Would you return each entry exactly as written, omitting any pictures?

Segment Open

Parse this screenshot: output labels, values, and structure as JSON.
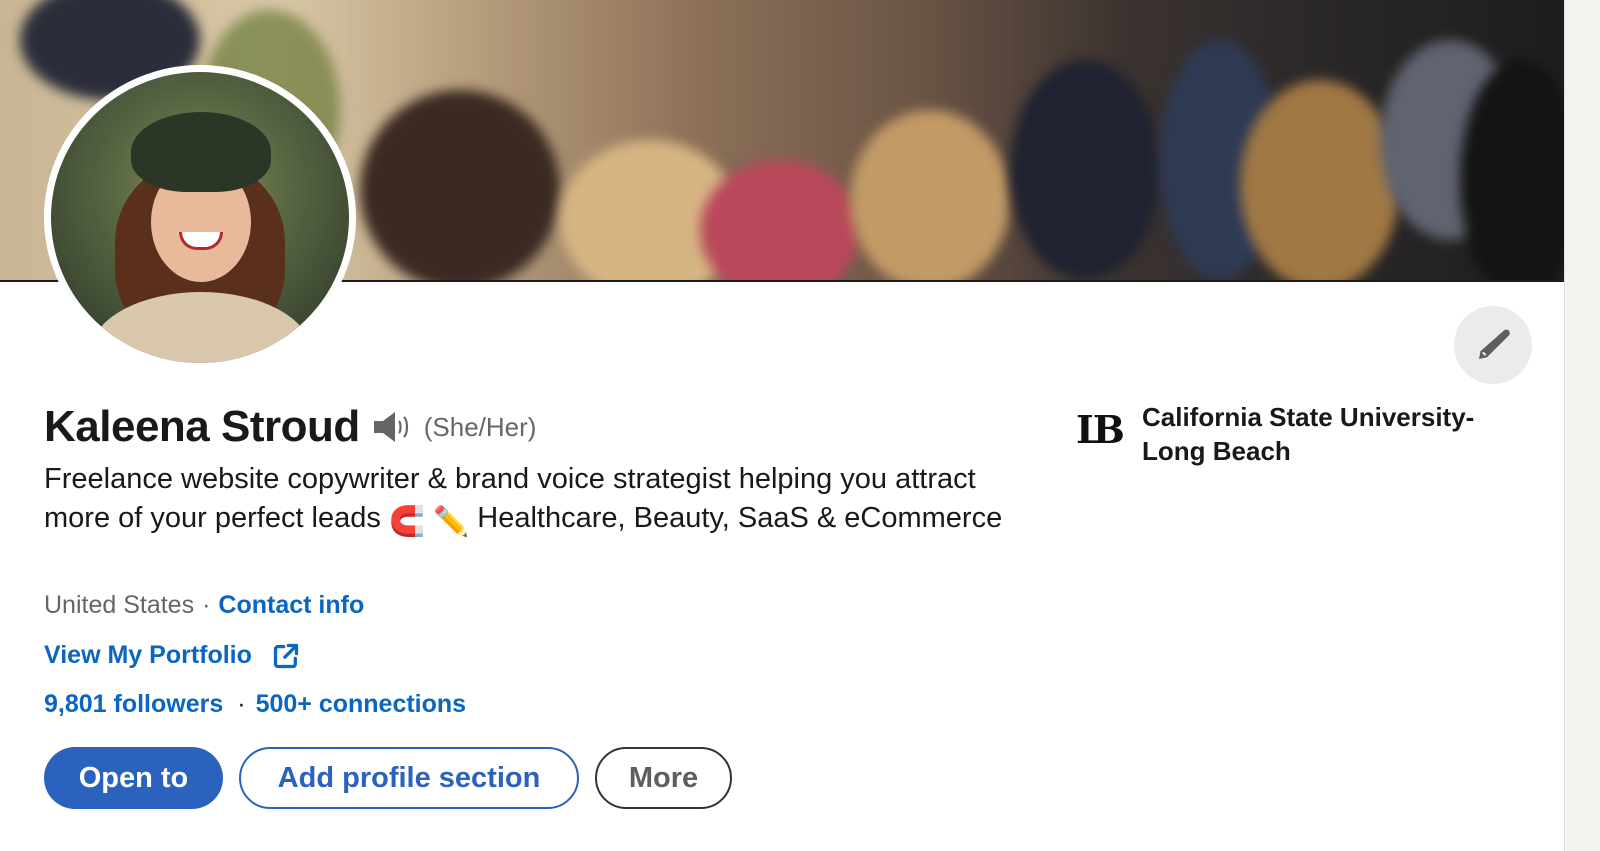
{
  "profile": {
    "name": "Kaleena Stroud",
    "pronouns": "(She/Her)",
    "headline_part1": "Freelance website copywriter & brand voice strategist helping you attract more of your perfect leads ",
    "headline_emoji_magnet": "🧲",
    "headline_emoji_pencil": "✏️",
    "headline_part2": " Healthcare, Beauty, SaaS & eCommerce",
    "location": "United States",
    "separator": "·",
    "contact_info_label": "Contact info",
    "portfolio_label": "View My Portfolio",
    "followers_label": "9,801 followers",
    "connections_label": "500+ connections"
  },
  "icons": {
    "speaker": "speaker-icon",
    "external_link": "external-link-icon",
    "edit": "pencil-icon",
    "school_logo": "csulb-logo"
  },
  "school": {
    "logo_text": "LB",
    "name": "California State University-Long Beach"
  },
  "actions": {
    "open_to_label": "Open to",
    "add_section_label": "Add profile section",
    "more_label": "More"
  },
  "colors": {
    "link_blue": "#0a66c2",
    "primary_button": "#2a62bd",
    "muted_text": "#666666",
    "edit_button_bg": "#ebebeb"
  }
}
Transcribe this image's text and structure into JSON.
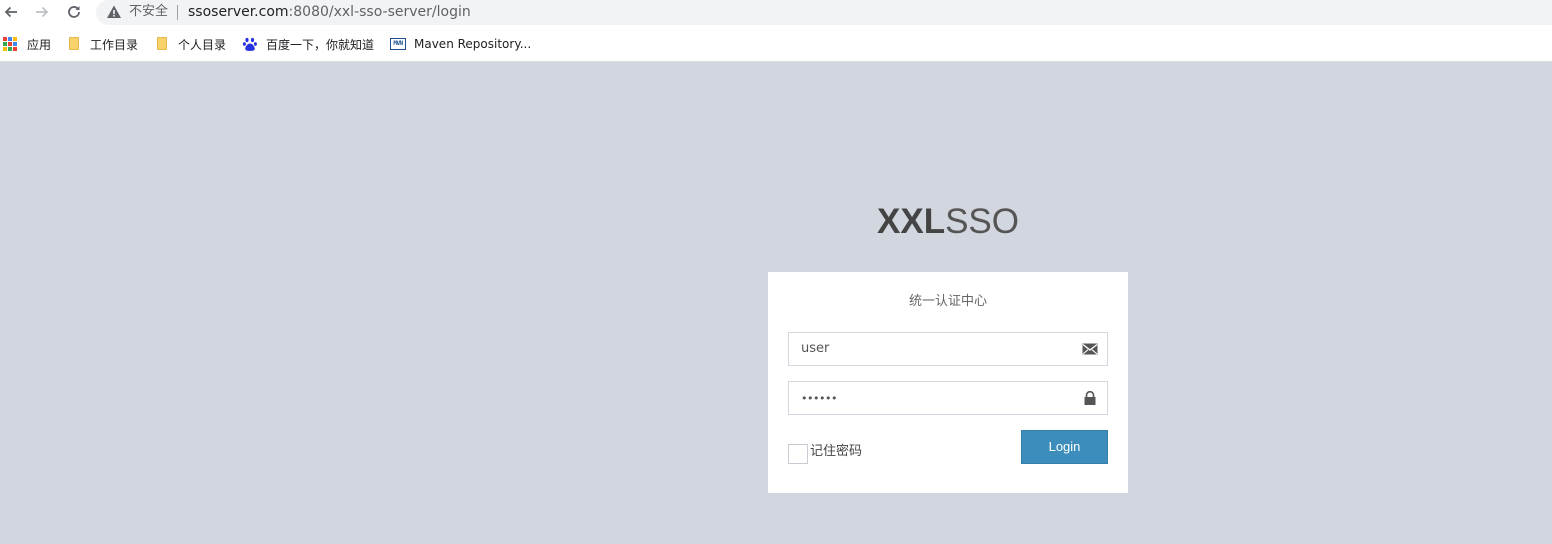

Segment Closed

▸ **ANSWER FOR THIS EXERCISE**
Parse this screenshot: output labels, values, and structure as JSON.
{
  "profile": {
    "name": "Kaleena Stroud",
    "pronouns": "(She/Her)",
    "headline_part1": "Freelance website copywriter & brand voice strategist helping you attract more of your perfect leads ",
    "headline_emoji_magnet": "🧲",
    "headline_emoji_pencil": "✏️",
    "headline_part2": " Healthcare, Beauty, SaaS & eCommerce",
    "location": "United States",
    "separator": "·",
    "contact_info_label": "Contact info",
    "portfolio_label": "View My Portfolio",
    "followers_label": "9,801 followers",
    "connections_label": "500+ connections"
  },
  "icons": {
    "speaker": "speaker-icon",
    "external_link": "external-link-icon",
    "edit": "pencil-icon",
    "school_logo": "csulb-logo"
  },
  "school": {
    "logo_text": "LB",
    "name": "California State University-Long Beach"
  },
  "actions": {
    "open_to_label": "Open to",
    "add_section_label": "Add profile section",
    "more_label": "More"
  },
  "colors": {
    "link_blue": "#0a66c2",
    "primary_button": "#2a62bd",
    "muted_text": "#666666",
    "edit_button_bg": "#ebebeb"
  }
}
Transcribe this image's text and structure into JSON.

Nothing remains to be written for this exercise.